Wait, what? What’s this “locate my parcel” lark? You’ve just spent 10 minutes telling me that the parcel is with the courier and is in the van that delivers to my local area. So there was quite a bit more bluff and bluster about how everything was all in hand, but, basically, that was it.

Or was it? Take a look at the photograph, below, which is the shipping envelope in which it arrived today… See the dispatch date, at the top? “09/04”. Monday. [You might notice I’ve blanked the delivery address, just for the sake of privacy…]

So all that lovely detail about how it had been dispatched on Sunday morning was just complete fabrication. Typical.

Bastards.

A Question of Earth-Shattering Importance

This last weekend I met some friends for lunch. Over a fantastic afternoon, one of the topics that came up for discussion was the movie “Blade Runner 2049“, starring Ryan Gosling and Harrison Ford.

This led to the supremely important question from the original movie: Is Deckard (Harrison Ford’s Character) a Replicant?

Spoiler Alert:

In narrow, simplistic terms: yes, yes he is. But – it’s just a tad more complex than that.

Before we dive in to the complexity, however, here’s a brief explanation – and proof – that the above statement is at least partially true. In a televised interview, made after the release of BR2049, Ridley Scott explicitly confirms that the “movie version” of Deckard is a Replicant.

He explains that in the middle of the film there is a scene in which Deckard sits at a piano, in his apartment, where he dreams. The dream sequence is of a verdant, grassy meadow with a unicorn galloping gently towards the camera.

Then, in the closing scene of the film, where Deckard is “escaping” with Rachael, we see him scout the way as he escorts her to the elevator in his apartment building.

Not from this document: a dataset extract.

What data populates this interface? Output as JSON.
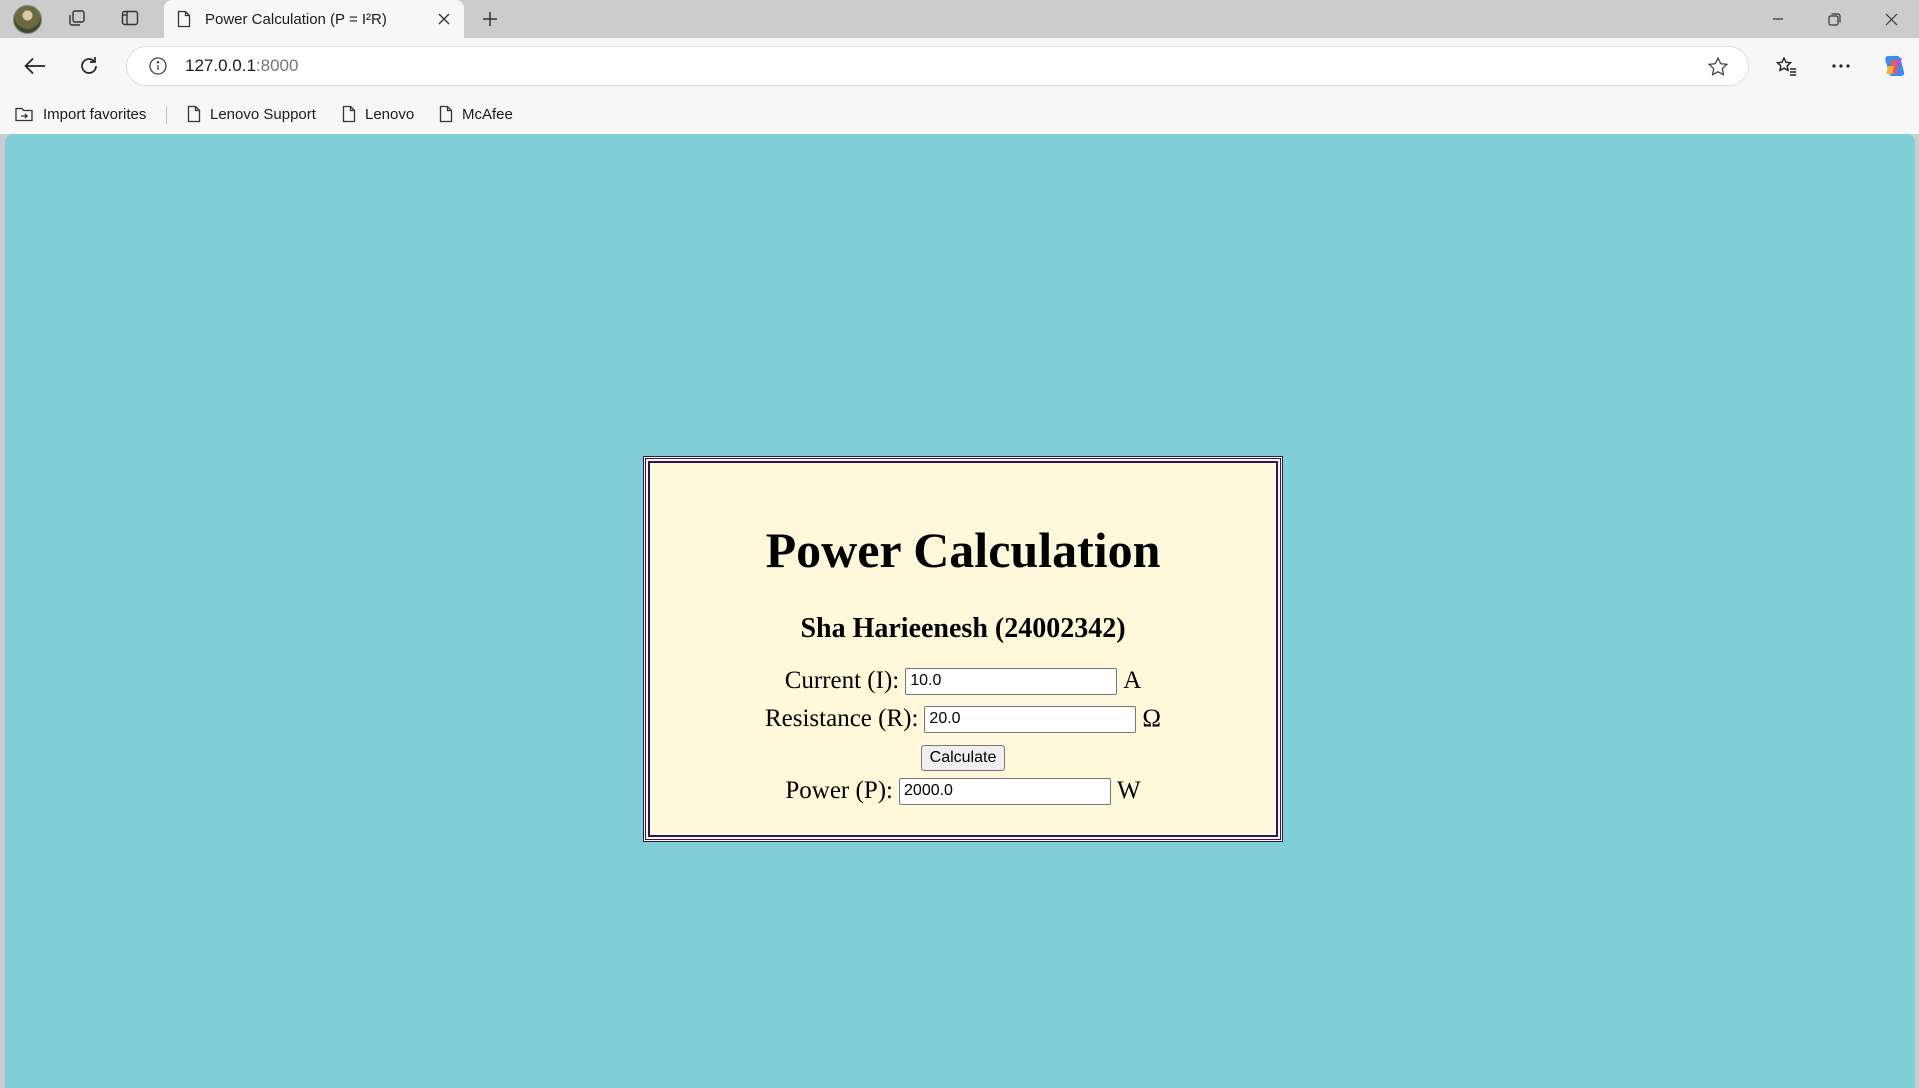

He turns back to check that they are alone and spots a tiny origami unicorn, placed on the floor just outside Deckard’s apartment. At that moment we hear Gaff (the always-awesome Edward James Olmos) calling out as if from a distance, “It’s a pity she won’t live!”

The first scene mentioned here clearly shows the view that Deckard is experiencing a dream. The second also shows us that Gaff knows the content of the dream and has found a way to let Deckard “know that he knows”. Obviously, the only way that Gaff could know about Deckard’s dream would be if Deckard were a Replicant. Earlier in the movie the viewer is given another example of this – when Deckard applies the Voight-Kampf test to Rachael, they discuss her dream about the spiders – a “memory” implanted in Rachael but which Deckard had been briefed on. The unicorn dream is the same approach applied to Deckard and Gaff.  Given the perceived threat of rogue Replicants, it’s conceivable that Gaff would at some point have been asked to “retire” Deckard – the origami unicorn at the apartment was Gaff’s way of saying, “Get out of here – scram – I’m not going to ‘retire’ you…”

 

All of which – but in particular Ridley’s comments in the linked YouTube clip, give us a very definitive answer – for the movies. However, that’s not the whole story.

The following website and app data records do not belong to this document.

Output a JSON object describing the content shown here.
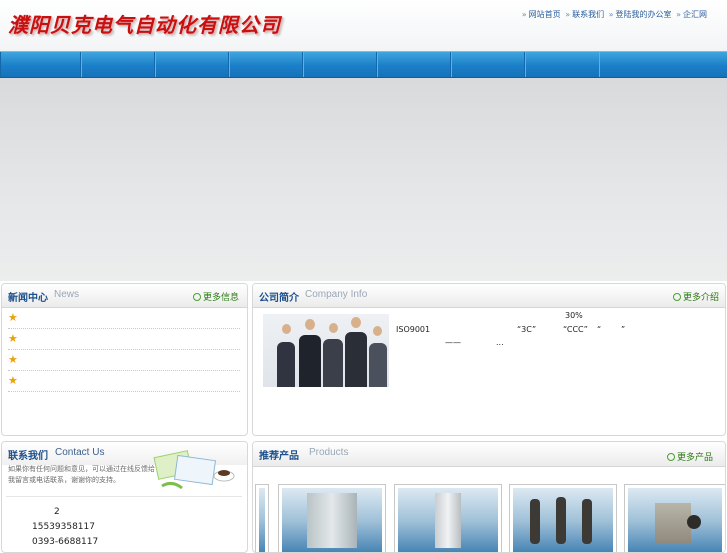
{
  "header": {
    "logo_text": "濮阳贝克电气自动化有限公司",
    "links": [
      {
        "label": "网站首页"
      },
      {
        "label": "联系我们"
      },
      {
        "label": "登陆我的办公室"
      },
      {
        "label": "企汇网"
      }
    ],
    "link_separator": "»"
  },
  "nav": {
    "item_count": 8,
    "accent": "#1b7fc8"
  },
  "news": {
    "title": "新闻中心",
    "subtitle": "News",
    "more": "更多信息",
    "items": [
      "",
      "",
      "",
      ""
    ]
  },
  "company": {
    "title": "公司简介",
    "subtitle": "Company Info",
    "more": "更多介绍",
    "intro_fragments": [
      "30%",
      "ISO9001",
      "“3C”",
      "“CCC”",
      "“",
      "”",
      "——",
      "..."
    ]
  },
  "contact": {
    "title": "联系我们",
    "subtitle": "Contact Us",
    "desc": "如果你有任何问题和意见，可以通过在线反馈给我留言或电话联系，谢谢你的支持。",
    "lines": [
      "2",
      "15539358117",
      "0393-6688117"
    ]
  },
  "products": {
    "title": "推荐产品",
    "subtitle": "Products",
    "more": "更多产品",
    "items": [
      "",
      "",
      "",
      "",
      ""
    ]
  },
  "colors": {
    "brand_red": "#c81010",
    "heading_blue": "#1c4f8c",
    "more_green": "#2b7a12"
  }
}
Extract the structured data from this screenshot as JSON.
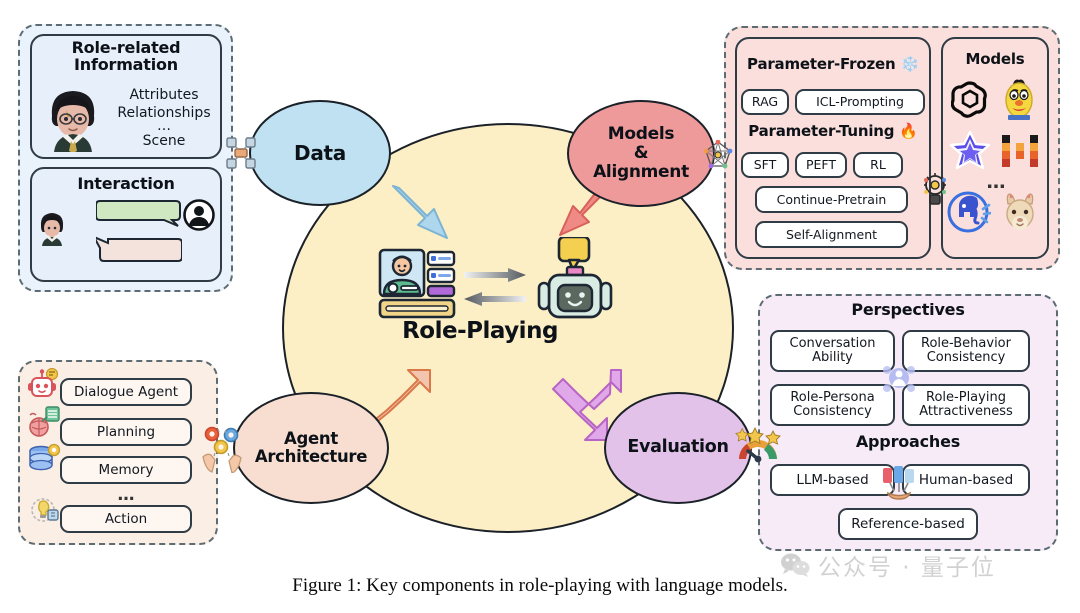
{
  "figure": {
    "caption": "Figure 1: Key components in role-playing with language models.",
    "center_label": "Role-Playing"
  },
  "watermark": {
    "text": "公众号 · 量子位",
    "icon": "wechat-icon"
  },
  "nodes": [
    {
      "id": "data",
      "label": "Data",
      "color": "#bfe1f2"
    },
    {
      "id": "models",
      "label": "Models\n&\nAlignment",
      "color": "#ef9a9a"
    },
    {
      "id": "agent",
      "label": "Agent\nArchitecture",
      "color": "#f7ded0"
    },
    {
      "id": "eval",
      "label": "Evaluation",
      "color": "#e3c2ea"
    }
  ],
  "node_labels": {
    "data": "Data",
    "models_line1": "Models",
    "models_line2": "&",
    "models_line3": "Alignment",
    "agent_line1": "Agent",
    "agent_line2": "Architecture",
    "eval": "Evaluation"
  },
  "data_panel": {
    "role_info": {
      "title_line1": "Role-related",
      "title_line2": "Information",
      "items": [
        "Attributes",
        "Relationships",
        "…",
        "Scene"
      ],
      "avatar_icon": "wizard-character-avatar-icon"
    },
    "interaction": {
      "title": "Interaction",
      "user_icon": "user-avatar-icon",
      "character_icon": "character-avatar-icon",
      "bubbles": [
        {
          "speaker": "user",
          "color": "#cfe8c2"
        },
        {
          "speaker": "character",
          "color": "#f4e3dc"
        }
      ]
    }
  },
  "models_panel": {
    "parameter_frozen": {
      "title": "Parameter-Frozen",
      "icon": "snowflake-icon",
      "items": [
        "RAG",
        "ICL-Prompting"
      ]
    },
    "parameter_tuning": {
      "title": "Parameter-Tuning",
      "icon": "fire-icon",
      "items": [
        "SFT",
        "PEFT",
        "RL",
        "Continue-Pretrain",
        "Self-Alignment"
      ]
    },
    "models": {
      "title": "Models",
      "ellipsis": "…",
      "logos": [
        "openai-logo-icon",
        "bert-muppet-icon",
        "purple-star-model-logo-icon",
        "mistral-pixel-logo-icon",
        "blue-elephant-model-logo-icon",
        "llama-model-icon"
      ]
    }
  },
  "evaluation_panel": {
    "perspectives": {
      "title": "Perspectives",
      "items": [
        "Conversation\nAbility",
        "Role-Behavior\nConsistency",
        "Role-Persona\nConsistency",
        "Role-Playing\nAttractiveness"
      ],
      "item_lines": [
        [
          "Conversation",
          "Ability"
        ],
        [
          "Role-Behavior",
          "Consistency"
        ],
        [
          "Role-Persona",
          "Consistency"
        ],
        [
          "Role-Playing",
          "Attractiveness"
        ]
      ],
      "center_icon": "user-network-icon"
    },
    "approaches": {
      "title": "Approaches",
      "items": [
        "LLM-based",
        "Human-based",
        "Reference-based"
      ],
      "center_icon": "voting-hand-icon"
    },
    "gauge_icon": "rating-gauge-icon"
  },
  "agent_panel": {
    "items": [
      "Dialogue Agent",
      "Planning",
      "Memory",
      "…",
      "Action"
    ],
    "icons": [
      "chat-robot-icon",
      "brain-planning-icon",
      "database-memory-icon",
      "lightbulb-action-icon"
    ],
    "connector_icon": "gears-in-hands-icon"
  },
  "connectors": {
    "data_chip_icon": "processor-chip-icon",
    "models_chip_icon": "neural-network-icon",
    "models_inner_icon": "robot-head-icon"
  },
  "center": {
    "human_icon": "human-profile-card-icon",
    "robot_icon": "robot-chat-icon",
    "arrow_right_icon": "arrow-right-icon",
    "arrow_left_icon": "arrow-left-icon"
  },
  "arrows": [
    {
      "from": "data",
      "to": "center",
      "color": "#aed6ec",
      "direction": "one-way"
    },
    {
      "from": "models",
      "to": "center",
      "color": "#f08a84",
      "direction": "one-way"
    },
    {
      "from": "agent",
      "to": "center",
      "color": "#f3c5ae",
      "direction": "two-way"
    },
    {
      "from": "eval",
      "to": "center",
      "color": "#e0a8e8",
      "direction": "two-way"
    }
  ]
}
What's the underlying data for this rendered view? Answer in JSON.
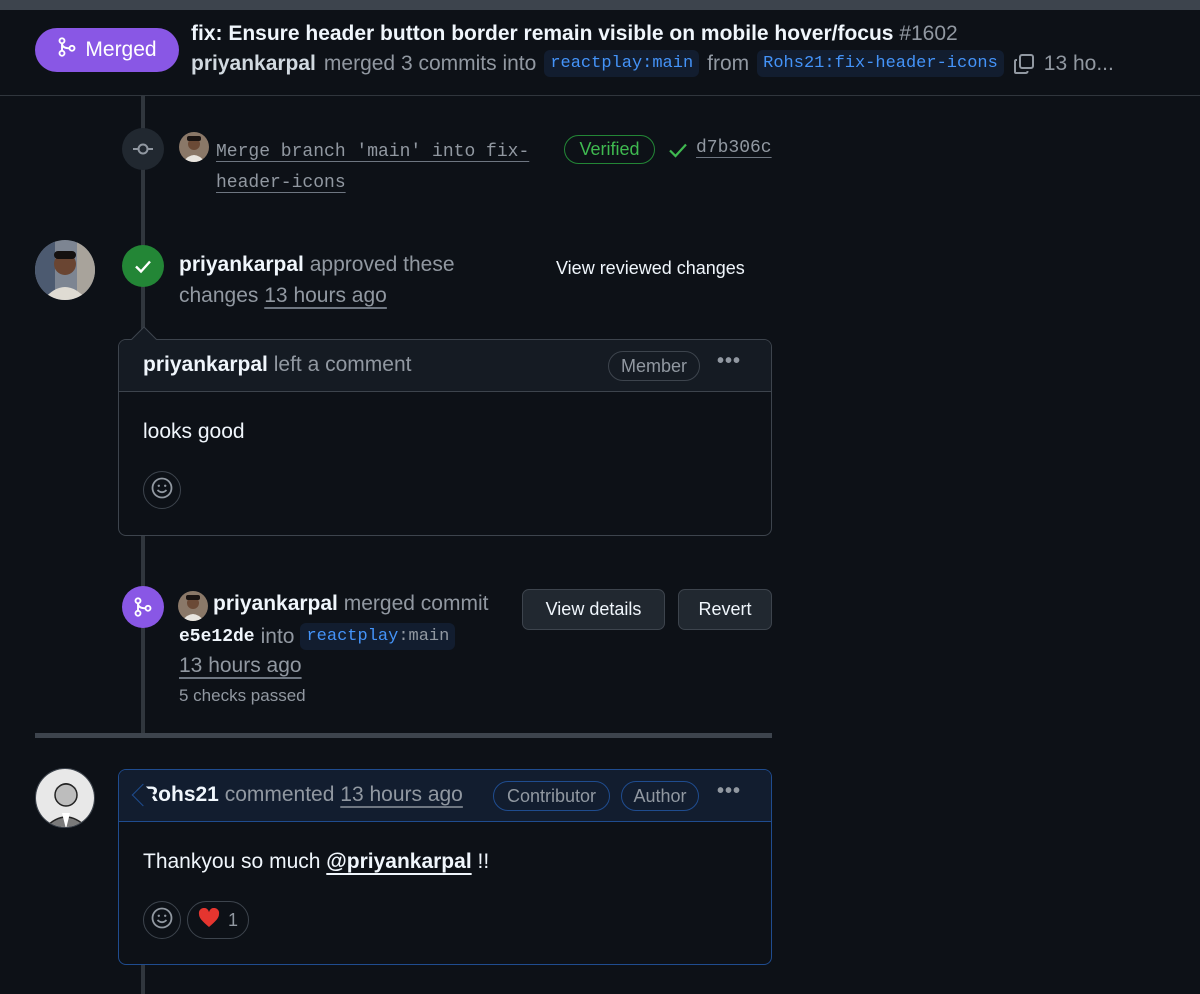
{
  "header": {
    "status": "Merged",
    "title": "fix: Ensure header button border remain visible on mobile hover/focus",
    "number": "#1602",
    "author": "priyankarpal",
    "merged_text": "merged 3 commits into",
    "base_branch": "reactplay:main",
    "from_text": "from",
    "head_branch": "Rohs21:fix-header-icons",
    "time_truncated": "13 ho..."
  },
  "commit": {
    "message_line1": "Merge branch 'main' into fix-",
    "message_line2": "header-icons",
    "verified": "Verified",
    "sha": "d7b306c"
  },
  "review": {
    "reviewer": "priyankarpal",
    "action_line1": "approved these",
    "action_line2_prefix": "changes",
    "time": "13 hours ago",
    "view_button": "View reviewed changes"
  },
  "review_comment": {
    "author": "priyankarpal",
    "action": "left a comment",
    "badge": "Member",
    "body": "looks good"
  },
  "merge_event": {
    "author": "priyankarpal",
    "action": "merged commit",
    "sha": "e5e12de",
    "into": "into",
    "branch_owner": "reactplay",
    "branch_name": ":main",
    "time": "13 hours ago",
    "checks": "5 checks passed",
    "details_button": "View details",
    "revert_button": "Revert"
  },
  "author_comment": {
    "author": "Rohs21",
    "action": "commented",
    "time": "13 hours ago",
    "badge_contributor": "Contributor",
    "badge_author": "Author",
    "body_prefix": "Thankyou so much",
    "mention": "@priyankarpal",
    "body_suffix": "!!",
    "reaction_count": "1"
  },
  "colors": {
    "merged_purple": "#8957e5",
    "approved_green": "#238636",
    "link_blue": "#4493f8"
  }
}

Blade Runner itself [the original] was based on a book, “Do Androids Dream of Electric Sheep”,  by Philip K. Dick. In the book, at least, this question was never definitively resolved. The origami we see in the film was a device added to the story, by Scott, with the specific intention of answering this question – but in a really subtle way.

I am still searching for a quotation from Philip K. Dick on the subject and will update this post if I find one I can link to.

Was Deckard a Replicant or a human? Yes, he was definitely one of those.